There's a giveaway, in hindsight, with regard to which way the ball is going. For outswingers, his bowling arm finishes across his torso, and for inswingers it finishes in the region of his right hip. Of course, that's not something that batsmen can spot and gain advantage from.
You must have heard the commentators talk about Bumrah bowling a heavy ball. What exactly does that exactly mean?
Some bowlers have the ability to hit the bat harder than the rest. These are the ones who hit the deck hard and manage to extract more from the surface than others, in terms of both pace and bounce. Generally it's the extra bounce that gives an impression of a bowler hitting the bat harder, because the impact is a few inches higher than where the sweet spot is. In addition, if you impart enough backspin on the ball at the time of release - which not all hit-the-deck-hard bowlers manage - the ball skids off the surface as it would for the "release" bowlers, the ones who rely more on swing and lateral movement. So the combination makes Bumrah fall in a rare category.
Since his evolution into a top-flight bowler came about while playing white-ball cricket, he has managed to hold on to the qualities essential for succeeding in the shorter formats, while adding those needed to suit the requirements of Test cricket. Most bowlers follow a specific pattern of their own - the likes of, say, Josh Hazlewood, Bhuvneshwar Kumar and Mohammed Shami are quite similar in the way they operate, ball after ball, and as a batsman you align yourself to that pattern. But Bumrah, like a lot of other hit-the-deck bowlers, doesn't follow a specific pattern. It's not often that you will see him settle into a rhythm of bowling six balls in the same area; this is something he acquired playing white-ball cricket. He keeps varying without either bowling loose balls or overdoing the variations. And he does not get carried away and bowl a yard shorter either.
The variety of skills, control in execution and the understanding of when to use them has made Bumrah the best bowler in the world across three formats.

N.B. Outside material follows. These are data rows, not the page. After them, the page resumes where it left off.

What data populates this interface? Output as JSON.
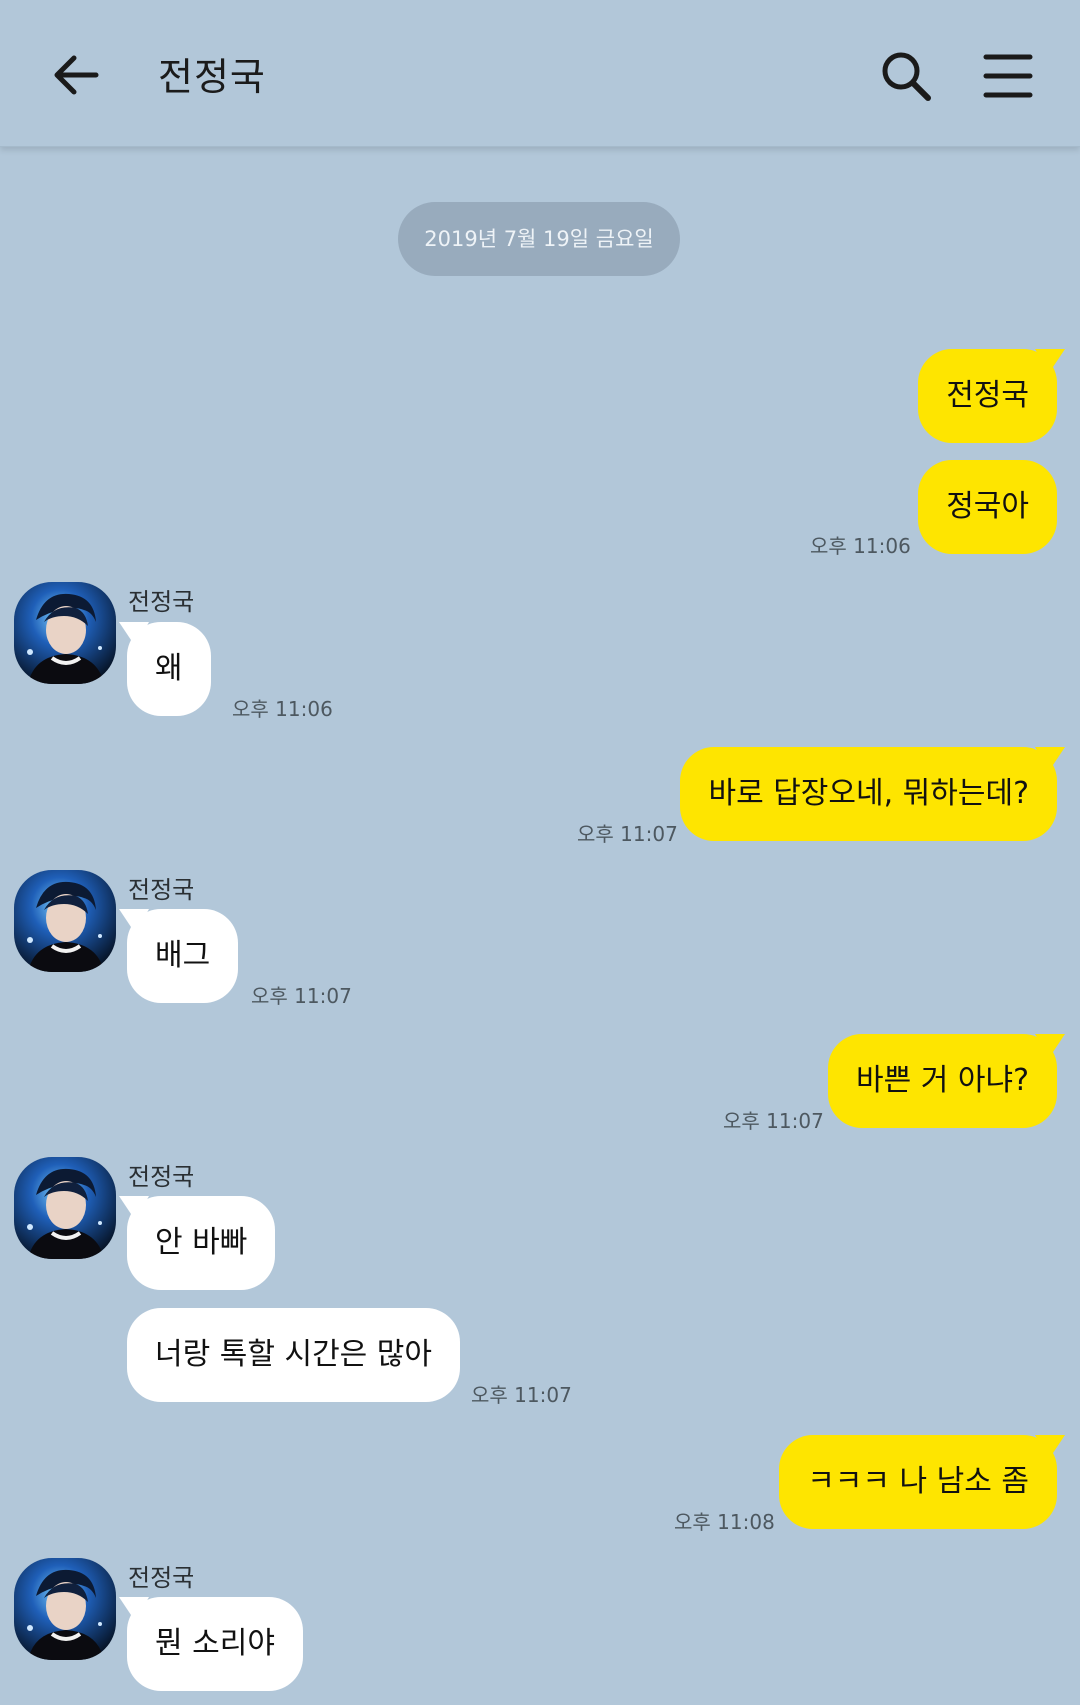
{
  "header": {
    "title": "전정국",
    "back_icon": "arrow-left-icon",
    "search_icon": "search-icon",
    "menu_icon": "menu-icon"
  },
  "date_divider": "2019년 7월 19일 금요일",
  "colors": {
    "background": "#b2c7d9",
    "my_bubble": "#fee500",
    "their_bubble": "#ffffff"
  },
  "messages": [
    {
      "from": "me",
      "text": "전정국"
    },
    {
      "from": "me",
      "text": "정국아",
      "time": "오후 11:06"
    },
    {
      "from": "them",
      "sender": "전정국",
      "text": "왜",
      "time": "오후 11:06"
    },
    {
      "from": "me",
      "text": "바로 답장오네, 뭐하는데?",
      "time": "오후 11:07"
    },
    {
      "from": "them",
      "sender": "전정국",
      "text": "배그",
      "time": "오후 11:07"
    },
    {
      "from": "me",
      "text": "바쁜 거 아냐?",
      "time": "오후 11:07"
    },
    {
      "from": "them",
      "sender": "전정국",
      "text": "안 바빠"
    },
    {
      "from": "them",
      "text": "너랑 톡할 시간은 많아",
      "time": "오후 11:07"
    },
    {
      "from": "me",
      "text": "ㅋㅋㅋ 나 남소 좀",
      "time": "오후 11:08"
    },
    {
      "from": "them",
      "sender": "전정국",
      "text": "뭔 소리야"
    }
  ]
}
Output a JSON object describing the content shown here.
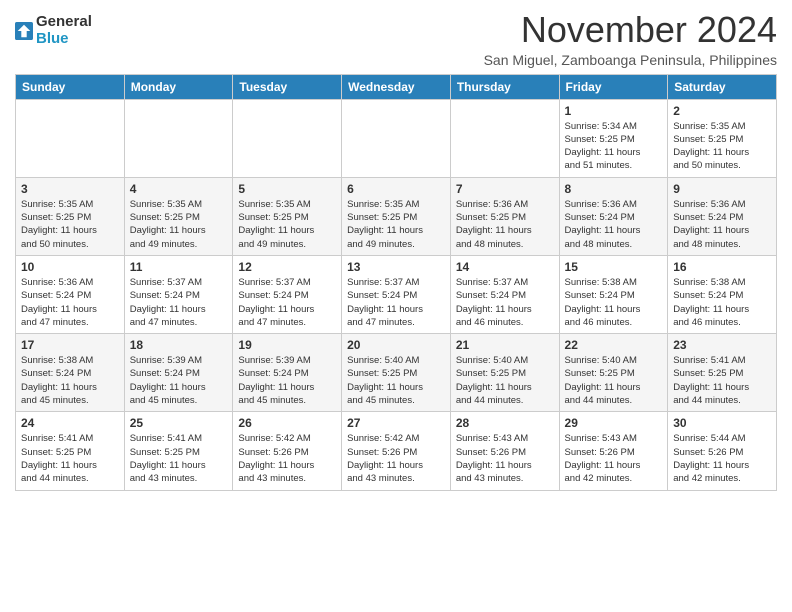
{
  "header": {
    "logo_line1": "General",
    "logo_line2": "Blue",
    "month_title": "November 2024",
    "location": "San Miguel, Zamboanga Peninsula, Philippines"
  },
  "weekdays": [
    "Sunday",
    "Monday",
    "Tuesday",
    "Wednesday",
    "Thursday",
    "Friday",
    "Saturday"
  ],
  "weeks": [
    [
      {
        "day": "",
        "info": ""
      },
      {
        "day": "",
        "info": ""
      },
      {
        "day": "",
        "info": ""
      },
      {
        "day": "",
        "info": ""
      },
      {
        "day": "",
        "info": ""
      },
      {
        "day": "1",
        "info": "Sunrise: 5:34 AM\nSunset: 5:25 PM\nDaylight: 11 hours\nand 51 minutes."
      },
      {
        "day": "2",
        "info": "Sunrise: 5:35 AM\nSunset: 5:25 PM\nDaylight: 11 hours\nand 50 minutes."
      }
    ],
    [
      {
        "day": "3",
        "info": "Sunrise: 5:35 AM\nSunset: 5:25 PM\nDaylight: 11 hours\nand 50 minutes."
      },
      {
        "day": "4",
        "info": "Sunrise: 5:35 AM\nSunset: 5:25 PM\nDaylight: 11 hours\nand 49 minutes."
      },
      {
        "day": "5",
        "info": "Sunrise: 5:35 AM\nSunset: 5:25 PM\nDaylight: 11 hours\nand 49 minutes."
      },
      {
        "day": "6",
        "info": "Sunrise: 5:35 AM\nSunset: 5:25 PM\nDaylight: 11 hours\nand 49 minutes."
      },
      {
        "day": "7",
        "info": "Sunrise: 5:36 AM\nSunset: 5:25 PM\nDaylight: 11 hours\nand 48 minutes."
      },
      {
        "day": "8",
        "info": "Sunrise: 5:36 AM\nSunset: 5:24 PM\nDaylight: 11 hours\nand 48 minutes."
      },
      {
        "day": "9",
        "info": "Sunrise: 5:36 AM\nSunset: 5:24 PM\nDaylight: 11 hours\nand 48 minutes."
      }
    ],
    [
      {
        "day": "10",
        "info": "Sunrise: 5:36 AM\nSunset: 5:24 PM\nDaylight: 11 hours\nand 47 minutes."
      },
      {
        "day": "11",
        "info": "Sunrise: 5:37 AM\nSunset: 5:24 PM\nDaylight: 11 hours\nand 47 minutes."
      },
      {
        "day": "12",
        "info": "Sunrise: 5:37 AM\nSunset: 5:24 PM\nDaylight: 11 hours\nand 47 minutes."
      },
      {
        "day": "13",
        "info": "Sunrise: 5:37 AM\nSunset: 5:24 PM\nDaylight: 11 hours\nand 47 minutes."
      },
      {
        "day": "14",
        "info": "Sunrise: 5:37 AM\nSunset: 5:24 PM\nDaylight: 11 hours\nand 46 minutes."
      },
      {
        "day": "15",
        "info": "Sunrise: 5:38 AM\nSunset: 5:24 PM\nDaylight: 11 hours\nand 46 minutes."
      },
      {
        "day": "16",
        "info": "Sunrise: 5:38 AM\nSunset: 5:24 PM\nDaylight: 11 hours\nand 46 minutes."
      }
    ],
    [
      {
        "day": "17",
        "info": "Sunrise: 5:38 AM\nSunset: 5:24 PM\nDaylight: 11 hours\nand 45 minutes."
      },
      {
        "day": "18",
        "info": "Sunrise: 5:39 AM\nSunset: 5:24 PM\nDaylight: 11 hours\nand 45 minutes."
      },
      {
        "day": "19",
        "info": "Sunrise: 5:39 AM\nSunset: 5:24 PM\nDaylight: 11 hours\nand 45 minutes."
      },
      {
        "day": "20",
        "info": "Sunrise: 5:40 AM\nSunset: 5:25 PM\nDaylight: 11 hours\nand 45 minutes."
      },
      {
        "day": "21",
        "info": "Sunrise: 5:40 AM\nSunset: 5:25 PM\nDaylight: 11 hours\nand 44 minutes."
      },
      {
        "day": "22",
        "info": "Sunrise: 5:40 AM\nSunset: 5:25 PM\nDaylight: 11 hours\nand 44 minutes."
      },
      {
        "day": "23",
        "info": "Sunrise: 5:41 AM\nSunset: 5:25 PM\nDaylight: 11 hours\nand 44 minutes."
      }
    ],
    [
      {
        "day": "24",
        "info": "Sunrise: 5:41 AM\nSunset: 5:25 PM\nDaylight: 11 hours\nand 44 minutes."
      },
      {
        "day": "25",
        "info": "Sunrise: 5:41 AM\nSunset: 5:25 PM\nDaylight: 11 hours\nand 43 minutes."
      },
      {
        "day": "26",
        "info": "Sunrise: 5:42 AM\nSunset: 5:26 PM\nDaylight: 11 hours\nand 43 minutes."
      },
      {
        "day": "27",
        "info": "Sunrise: 5:42 AM\nSunset: 5:26 PM\nDaylight: 11 hours\nand 43 minutes."
      },
      {
        "day": "28",
        "info": "Sunrise: 5:43 AM\nSunset: 5:26 PM\nDaylight: 11 hours\nand 43 minutes."
      },
      {
        "day": "29",
        "info": "Sunrise: 5:43 AM\nSunset: 5:26 PM\nDaylight: 11 hours\nand 42 minutes."
      },
      {
        "day": "30",
        "info": "Sunrise: 5:44 AM\nSunset: 5:26 PM\nDaylight: 11 hours\nand 42 minutes."
      }
    ]
  ]
}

Aakash Chopra is the author of three books, the latest of which is The Insider: Decoding the craft of cricket. @cricketaakash